The Sejm in the People's Republic of Poland had 460 deputies throughout most of its history. At first, this number was declared to represent one deputy per 60,000 citizens (425 were elected in 1952), but, in 1960, as the population grew, the declaration was changed: The constitution then stated that the deputies were representative of the people and could be recalled by the people — but this article was never used, and, instead of the "five-point electoral law," a non-proportional, "four-point" version was used. Legislation was passed with majority voting.
The Sejm voted on the budget as well as on the periodic "national plans" that were a fixture of communist economies.

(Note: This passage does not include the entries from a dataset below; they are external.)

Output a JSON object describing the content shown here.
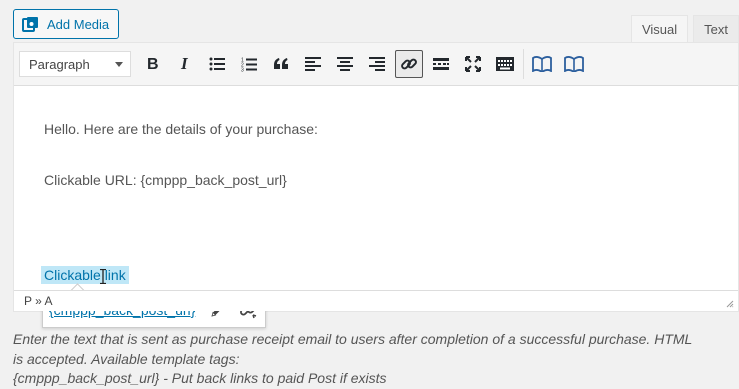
{
  "toolbar_top": {
    "add_media_label": "Add Media",
    "tabs": [
      {
        "label": "Visual",
        "active": true
      },
      {
        "label": "Text",
        "active": false
      }
    ]
  },
  "editor": {
    "format_select": "Paragraph",
    "buttons": [
      "bold-icon",
      "italic-icon",
      "bullet-list-icon",
      "numbered-list-icon",
      "blockquote-icon",
      "align-left-icon",
      "align-center-icon",
      "align-right-icon",
      "link-icon",
      "read-more-icon",
      "fullscreen-icon",
      "toolbar-toggle-icon",
      "book-icon",
      "book-icon"
    ],
    "content": {
      "line1": "Hello. Here are the details of your purchase:",
      "line2": "Clickable URL: {cmppp_back_post_url}",
      "selected_link_text": "Clickable link"
    },
    "link_popup": {
      "url": "{cmppp_back_post_url}"
    },
    "status_path": "P » A"
  },
  "description": {
    "line1": "Enter the text that is sent as purchase receipt email to users after completion of a successful purchase. HTML",
    "line2": "is accepted. Available template tags:",
    "line3": "{cmppp_back_post_url} - Put back links to paid Post if exists"
  },
  "colors": {
    "accent": "#0073aa",
    "selection": "#bfe7f7",
    "background": "#f1f1f1"
  }
}
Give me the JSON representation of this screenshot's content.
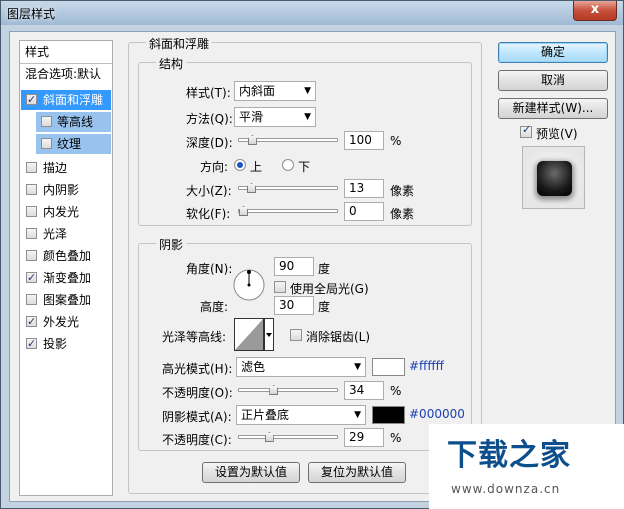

The Sejm deliberated in sessions that were ordered to convene by the State Council.
The Sejm also chose a Prezydium ("presiding body") from among its members; the marshall of which was always a member of the United People's Party. In its preliminary session, the Sejm also nominated the Prime Minister, the Council of Ministers of Poland, and members of the State Council. It also chose many other government officials, including the head of The Supreme Chamber of Control and members of the State Tribunal and the Constitutional Tribunal, as well as the Ombudsman (the last three bodies of which were created in the 1980s).
After the fall of communism in 1989, the Senate was reinstated as the upper house of a bicameral national assembly, while the Sejm became the lower house. The Sejm is now composed of 460 deputies elected by proportional representation every four years.
Between 7 and 19 deputies are elected from each electorate using the d'Hondt method (with one exception, in 2001, when the Sainte-Laguë method was used) — their number being proportional to an electorate's population. Additionally, a threshold is used, so that candidates are chosen only from parties that gained at least 5% (8% for registered coalitions) of the nationwide vote (candidates from ethnic-minority parties are exempt from this threshold).